A09 Distal radius malunion - two bone osteotomy and factors affecting decision making

27.09.2011 19:22

Autoři/Authors: Kebrle R.(1), Vodička Z(2)

Pracoviště/Workplace: (1) UPCHR Vysoké nad Jizerou, Czech Republic, (2) Ortopedické oddělení, Nemocnice České Budějovice

Délka prezentace/presentation time: 7 min.


Introduction: Distal radius malunion covers “easy” angular or rotational malunions as well as malunions appearing after high energy injury, infection of the fracture or malunions with previous multiple surgical procedures. In certain situations soft tissues are very tight or over all situation is so complicated that simple radial corrective osteotomy is not enough for a good functional result. That is why authors are trying to find factors that do influence decision making whether to do just radial or combined radial and concomitant ulnar osteotomy.

Methods: Authors are presenting group of 10 patients treated with two bone osteotomy at the same time. Pre and postoperative X rays, range of motion, grip strength where studied and all aditional clinical problems where described in this group.
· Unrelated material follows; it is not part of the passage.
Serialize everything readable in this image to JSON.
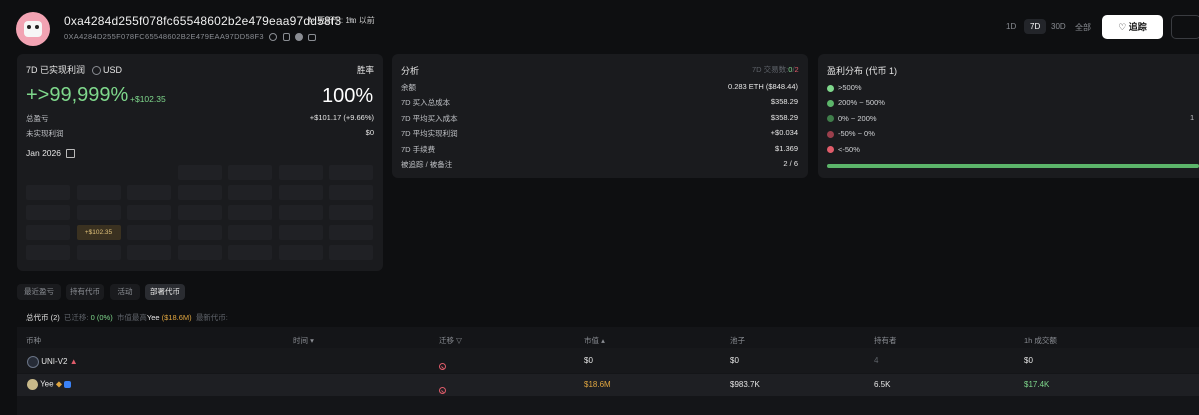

Results: Group analysis revealed that 4 fractures where open, 5 where high energy injuries, 2 where infected, 8 patients had 2-4 previous surgical procedures and 4 had concomitant neurological, vascular or tendon problem preoperatively. Deformities varied from 2-20 mm of radial shortening, 70 degrees of volar to 55 of dorsal angulation and minus 20 to plus 18 degrees of ulnar inclination. Extension of the wrist averaged 31 degrees, flexion 34 degrees, supination 34 degrees and forarm pronation 34 degrees. The average grip strentgh was of 17 kilograms compared to 33 on contralateral side.
At an average of 10,8 months (range, 6 to 17 months) radial shortening improved from 9,9mm to 0,8mm, volar inclination improved to 14,3 degrees and ulnar inclination to 14,9 degrees. Range of motion changed from  34 to 59 degrees of  extension, 31 to 46 degrees of flexion, 34 to 62 degrees of supination and 34 to 65 degrees of pronation. Grip strength improved from 17,25 to 31,25 kg.

Discussion: Concomitant radius and ulnar osteotomy is a big surgery but valuable way of treatment of distal radius malunion in cases of severe soft tissue impairment as it happens in cases of high energy and open injuries, in previously infected cases and in cases after multiple surgeries. All these factors are aggravating soft tissue tension and increasing risk of postoperative stiffness. 9 patients have had different types of bony procedures, soft tissue complications or algodystrophy. All needed individual approach and type of osteotomy but all have had reasonable functional and cosmetic improvement.